Decrypting RSA with Obsolete and Weakened Encryption

A new vulnerability that affects HTTPS and other services that rely on Secure Socket Layer (SSL) has been discovered. Decrypting RSA with Obsolete and Weakened eNcryption (better known as DROWN), as the name suggests, only affects systems with weak encryption enabled, such as SSLv2.

Is my server vulnerable?

None of Globalscape's products support SSLv2 by default—but it is still available and can be enabled by the customer. A server is vulnerable if it allows SSLv2 connections or its private key is used on any other server that allows SSLv2 connections.

How can I be sure?

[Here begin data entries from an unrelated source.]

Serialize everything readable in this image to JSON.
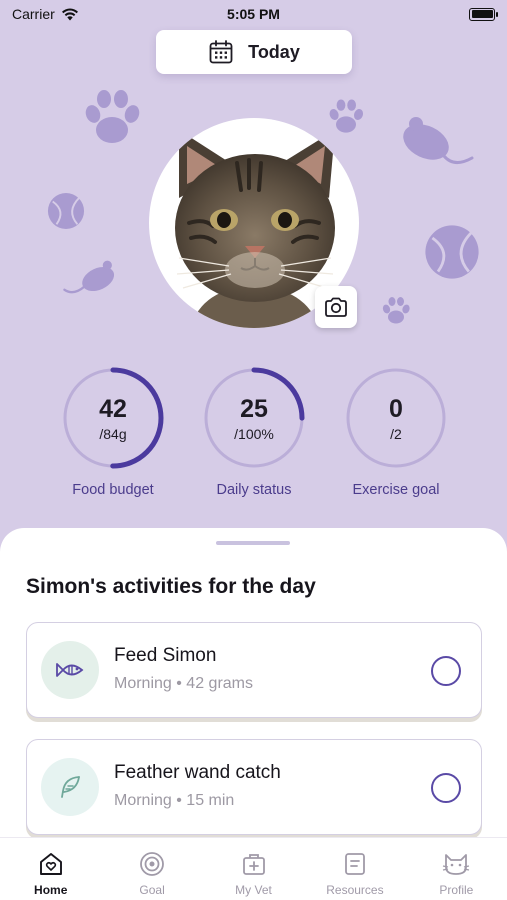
{
  "status_bar": {
    "carrier": "Carrier",
    "time": "5:05 PM"
  },
  "header": {
    "date_label": "Today"
  },
  "stats": [
    {
      "value": "42",
      "sub": "/84g",
      "label": "Food budget",
      "progress": 0.5
    },
    {
      "value": "25",
      "sub": "/100%",
      "label": "Daily status",
      "progress": 0.25
    },
    {
      "value": "0",
      "sub": "/2",
      "label": "Exercise goal",
      "progress": 0
    }
  ],
  "activities": {
    "title": "Simon's activities for the day",
    "items": [
      {
        "title": "Feed Simon",
        "subtitle": "Morning • 42 grams",
        "icon": "fish-icon",
        "checked": false
      },
      {
        "title": "Feather wand catch",
        "subtitle": "Morning • 15 min",
        "icon": "feather-icon",
        "checked": false
      }
    ]
  },
  "tabbar": [
    {
      "label": "Home",
      "icon": "home-heart-icon",
      "active": true
    },
    {
      "label": "Goal",
      "icon": "target-icon",
      "active": false
    },
    {
      "label": "My Vet",
      "icon": "medical-bag-icon",
      "active": false
    },
    {
      "label": "Resources",
      "icon": "document-icon",
      "active": false
    },
    {
      "label": "Profile",
      "icon": "cat-face-icon",
      "active": false
    }
  ],
  "colors": {
    "background": "#d6cce7",
    "accent": "#4b3a9e",
    "ring_track": "#bbaed8",
    "label": "#4b3c8c",
    "decoration": "#a99bd0"
  }
}
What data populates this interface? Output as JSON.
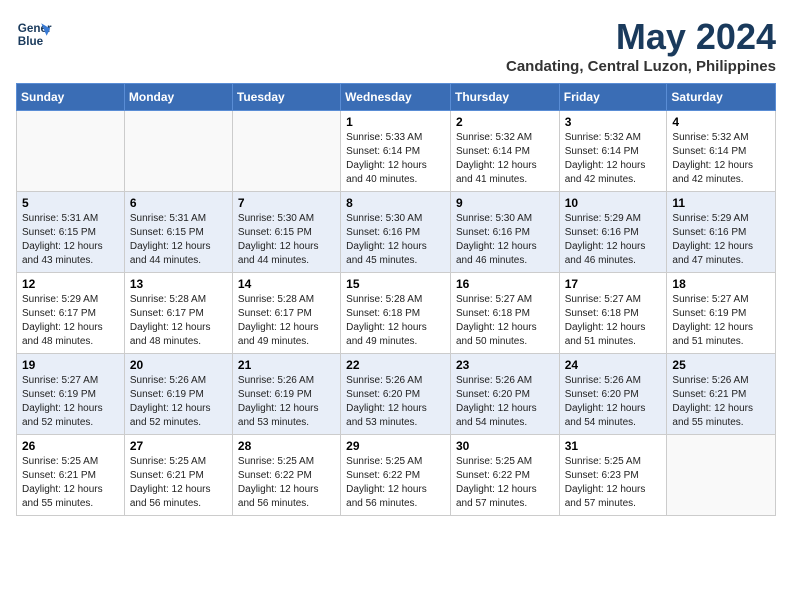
{
  "header": {
    "logo_line1": "General",
    "logo_line2": "Blue",
    "month_year": "May 2024",
    "location": "Candating, Central Luzon, Philippines"
  },
  "weekdays": [
    "Sunday",
    "Monday",
    "Tuesday",
    "Wednesday",
    "Thursday",
    "Friday",
    "Saturday"
  ],
  "weeks": [
    [
      {
        "day": "",
        "info": ""
      },
      {
        "day": "",
        "info": ""
      },
      {
        "day": "",
        "info": ""
      },
      {
        "day": "1",
        "info": "Sunrise: 5:33 AM\nSunset: 6:14 PM\nDaylight: 12 hours\nand 40 minutes."
      },
      {
        "day": "2",
        "info": "Sunrise: 5:32 AM\nSunset: 6:14 PM\nDaylight: 12 hours\nand 41 minutes."
      },
      {
        "day": "3",
        "info": "Sunrise: 5:32 AM\nSunset: 6:14 PM\nDaylight: 12 hours\nand 42 minutes."
      },
      {
        "day": "4",
        "info": "Sunrise: 5:32 AM\nSunset: 6:14 PM\nDaylight: 12 hours\nand 42 minutes."
      }
    ],
    [
      {
        "day": "5",
        "info": "Sunrise: 5:31 AM\nSunset: 6:15 PM\nDaylight: 12 hours\nand 43 minutes."
      },
      {
        "day": "6",
        "info": "Sunrise: 5:31 AM\nSunset: 6:15 PM\nDaylight: 12 hours\nand 44 minutes."
      },
      {
        "day": "7",
        "info": "Sunrise: 5:30 AM\nSunset: 6:15 PM\nDaylight: 12 hours\nand 44 minutes."
      },
      {
        "day": "8",
        "info": "Sunrise: 5:30 AM\nSunset: 6:16 PM\nDaylight: 12 hours\nand 45 minutes."
      },
      {
        "day": "9",
        "info": "Sunrise: 5:30 AM\nSunset: 6:16 PM\nDaylight: 12 hours\nand 46 minutes."
      },
      {
        "day": "10",
        "info": "Sunrise: 5:29 AM\nSunset: 6:16 PM\nDaylight: 12 hours\nand 46 minutes."
      },
      {
        "day": "11",
        "info": "Sunrise: 5:29 AM\nSunset: 6:16 PM\nDaylight: 12 hours\nand 47 minutes."
      }
    ],
    [
      {
        "day": "12",
        "info": "Sunrise: 5:29 AM\nSunset: 6:17 PM\nDaylight: 12 hours\nand 48 minutes."
      },
      {
        "day": "13",
        "info": "Sunrise: 5:28 AM\nSunset: 6:17 PM\nDaylight: 12 hours\nand 48 minutes."
      },
      {
        "day": "14",
        "info": "Sunrise: 5:28 AM\nSunset: 6:17 PM\nDaylight: 12 hours\nand 49 minutes."
      },
      {
        "day": "15",
        "info": "Sunrise: 5:28 AM\nSunset: 6:18 PM\nDaylight: 12 hours\nand 49 minutes."
      },
      {
        "day": "16",
        "info": "Sunrise: 5:27 AM\nSunset: 6:18 PM\nDaylight: 12 hours\nand 50 minutes."
      },
      {
        "day": "17",
        "info": "Sunrise: 5:27 AM\nSunset: 6:18 PM\nDaylight: 12 hours\nand 51 minutes."
      },
      {
        "day": "18",
        "info": "Sunrise: 5:27 AM\nSunset: 6:19 PM\nDaylight: 12 hours\nand 51 minutes."
      }
    ],
    [
      {
        "day": "19",
        "info": "Sunrise: 5:27 AM\nSunset: 6:19 PM\nDaylight: 12 hours\nand 52 minutes."
      },
      {
        "day": "20",
        "info": "Sunrise: 5:26 AM\nSunset: 6:19 PM\nDaylight: 12 hours\nand 52 minutes."
      },
      {
        "day": "21",
        "info": "Sunrise: 5:26 AM\nSunset: 6:19 PM\nDaylight: 12 hours\nand 53 minutes."
      },
      {
        "day": "22",
        "info": "Sunrise: 5:26 AM\nSunset: 6:20 PM\nDaylight: 12 hours\nand 53 minutes."
      },
      {
        "day": "23",
        "info": "Sunrise: 5:26 AM\nSunset: 6:20 PM\nDaylight: 12 hours\nand 54 minutes."
      },
      {
        "day": "24",
        "info": "Sunrise: 5:26 AM\nSunset: 6:20 PM\nDaylight: 12 hours\nand 54 minutes."
      },
      {
        "day": "25",
        "info": "Sunrise: 5:26 AM\nSunset: 6:21 PM\nDaylight: 12 hours\nand 55 minutes."
      }
    ],
    [
      {
        "day": "26",
        "info": "Sunrise: 5:25 AM\nSunset: 6:21 PM\nDaylight: 12 hours\nand 55 minutes."
      },
      {
        "day": "27",
        "info": "Sunrise: 5:25 AM\nSunset: 6:21 PM\nDaylight: 12 hours\nand 56 minutes."
      },
      {
        "day": "28",
        "info": "Sunrise: 5:25 AM\nSunset: 6:22 PM\nDaylight: 12 hours\nand 56 minutes."
      },
      {
        "day": "29",
        "info": "Sunrise: 5:25 AM\nSunset: 6:22 PM\nDaylight: 12 hours\nand 56 minutes."
      },
      {
        "day": "30",
        "info": "Sunrise: 5:25 AM\nSunset: 6:22 PM\nDaylight: 12 hours\nand 57 minutes."
      },
      {
        "day": "31",
        "info": "Sunrise: 5:25 AM\nSunset: 6:23 PM\nDaylight: 12 hours\nand 57 minutes."
      },
      {
        "day": "",
        "info": ""
      }
    ]
  ]
}
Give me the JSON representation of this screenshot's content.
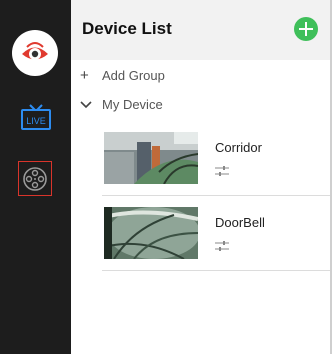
{
  "sidebar": {
    "logo_icon": "eye-logo-icon",
    "live_label": "LIVE",
    "live_icon": "tv-live-icon",
    "playback_icon": "film-reel-icon",
    "accent_color": "#d9342b"
  },
  "header": {
    "title": "Device List",
    "add_icon": "plus-circle-icon",
    "add_color": "#3fbf5a"
  },
  "tree": {
    "add_group": {
      "glyph": "+",
      "label": "Add Group"
    },
    "my_device": {
      "glyph": "⌄",
      "label": "My Device"
    }
  },
  "devices": [
    {
      "name": "Corridor",
      "settings_icon": "sliders-icon"
    },
    {
      "name": "DoorBell",
      "settings_icon": "sliders-icon"
    }
  ]
}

For security's sake, do an audit of all of your systems to ensure that none of your websites, mail servers, file servers, and so on have SSLv2 enabled. According to the DROWN Attack website:

"Merely allowing SSLv2, even if no legitimate clients ever use it … allows an attacker to decrypt modern TLS connections between up-to-date clients and servers by sending probes to any server that supports SSLv2 using the same private key….Even if you’re certain that you have SSLv2 disabled on your HTTPS server, you may be reusing your private key on another server that does support SSLv2. We recommend manually inspecting all servers that use your private key. "

The website provides a tool in which you can check whether your private key is exposed elsewhere on the Internet.

More information

If you who have to meet PCI DSS requirements, you should know that this year the standard is being revised to address issues with SSL. But you don't have to wait for the standard to be updated to move away from insecure versions of SSL in your network.

SSL was designed by Netscape in the 90s. The current version of the protocol is TLS 1.2; TLS 1.3 is currently under development. releases updates to their libraries as vulnerabilities are detected and repaired. Globalscape updates the libraries used in their products as new releases become available. For news about product updates, subscribe to the Product Updates newsletter or visit